Reproduce every entry exactly.

───── Input material

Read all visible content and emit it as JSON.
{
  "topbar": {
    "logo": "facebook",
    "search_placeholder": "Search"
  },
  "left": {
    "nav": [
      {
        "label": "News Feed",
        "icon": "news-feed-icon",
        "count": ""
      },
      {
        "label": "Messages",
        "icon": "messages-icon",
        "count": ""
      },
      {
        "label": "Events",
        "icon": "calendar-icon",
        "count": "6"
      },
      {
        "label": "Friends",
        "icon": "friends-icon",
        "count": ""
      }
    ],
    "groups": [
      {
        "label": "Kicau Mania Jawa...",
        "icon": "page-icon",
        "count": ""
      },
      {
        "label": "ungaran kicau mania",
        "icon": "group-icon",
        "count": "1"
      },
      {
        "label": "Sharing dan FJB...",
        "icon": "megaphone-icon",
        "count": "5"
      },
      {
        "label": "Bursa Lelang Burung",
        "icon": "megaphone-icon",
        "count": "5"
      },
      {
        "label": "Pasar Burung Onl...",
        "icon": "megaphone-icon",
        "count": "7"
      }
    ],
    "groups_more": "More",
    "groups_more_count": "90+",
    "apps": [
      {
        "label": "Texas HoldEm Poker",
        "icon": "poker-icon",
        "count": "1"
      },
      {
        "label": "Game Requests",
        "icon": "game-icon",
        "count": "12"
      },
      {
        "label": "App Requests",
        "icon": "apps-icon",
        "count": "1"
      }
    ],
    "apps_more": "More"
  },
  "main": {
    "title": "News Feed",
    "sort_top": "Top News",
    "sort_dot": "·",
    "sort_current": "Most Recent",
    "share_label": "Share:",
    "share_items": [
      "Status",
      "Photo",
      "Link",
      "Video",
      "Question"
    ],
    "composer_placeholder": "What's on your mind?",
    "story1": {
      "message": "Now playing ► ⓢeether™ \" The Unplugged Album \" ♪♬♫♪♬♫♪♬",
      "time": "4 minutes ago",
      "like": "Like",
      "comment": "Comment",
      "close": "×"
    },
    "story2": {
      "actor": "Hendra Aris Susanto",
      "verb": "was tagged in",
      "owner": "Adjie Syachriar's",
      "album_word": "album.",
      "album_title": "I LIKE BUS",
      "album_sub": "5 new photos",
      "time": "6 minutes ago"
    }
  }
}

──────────

**Output**.
Read all visible content and emit it as JSON.
{
  "topbar": {
    "logo": "facebook",
    "search_placeholder": "Search"
  },
  "left": {
    "nav": [
      {
        "label": "News Feed",
        "icon": "news-feed-icon",
        "count": ""
      },
      {
        "label": "Messages",
        "icon": "messages-icon",
        "count": ""
      },
      {
        "label": "Events",
        "icon": "calendar-icon",
        "count": "6"
      },
      {
        "label": "Friends",
        "icon": "friends-icon",
        "count": ""
      }
    ],
    "groups": [
      {
        "label": "Kicau Mania Jawa...",
        "icon": "page-icon",
        "count": ""
      },
      {
        "label": "ungaran kicau mania",
        "icon": "group-icon",
        "count": "1"
      },
      {
        "label": "Sharing dan FJB...",
        "icon": "megaphone-icon",
        "count": "5"
      },
      {
        "label": "Bursa Lelang Burung",
        "icon": "megaphone-icon",
        "count": "5"
      },
      {
        "label": "Pasar Burung Onl...",
        "icon": "megaphone-icon",
        "count": "7"
      }
    ],
    "groups_more": "More",
    "groups_more_count": "90+",
    "apps": [
      {
        "label": "Texas HoldEm Poker",
        "icon": "poker-icon",
        "count": "1"
      },
      {
        "label": "Game Requests",
        "icon": "game-icon",
        "count": "12"
      },
      {
        "label": "App Requests",
        "icon": "apps-icon",
        "count": "1"
      }
    ],
    "apps_more": "More"
  },
  "main": {
    "title": "News Feed",
    "sort_top": "Top News",
    "sort_dot": "·",
    "sort_current": "Most Recent",
    "share_label": "Share:",
    "share_items": [
      "Status",
      "Photo",
      "Link",
      "Video",
      "Question"
    ],
    "composer_placeholder": "What's on your mind?",
    "story1": {
      "message": "Now playing ► ⓢeether™ \" The Unplugged Album \" ♪♬♫♪♬♫♪♬",
      "time": "4 minutes ago",
      "like": "Like",
      "comment": "Comment",
      "close": "×"
    },
    "story2": {
      "actor": "Hendra Aris Susanto",
      "verb": "was tagged in",
      "owner": "Adjie Syachriar's",
      "album_word": "album.",
      "album_title": "I LIKE BUS",
      "album_sub": "5 new photos",
      "time": "6 minutes ago"
    }
  }
}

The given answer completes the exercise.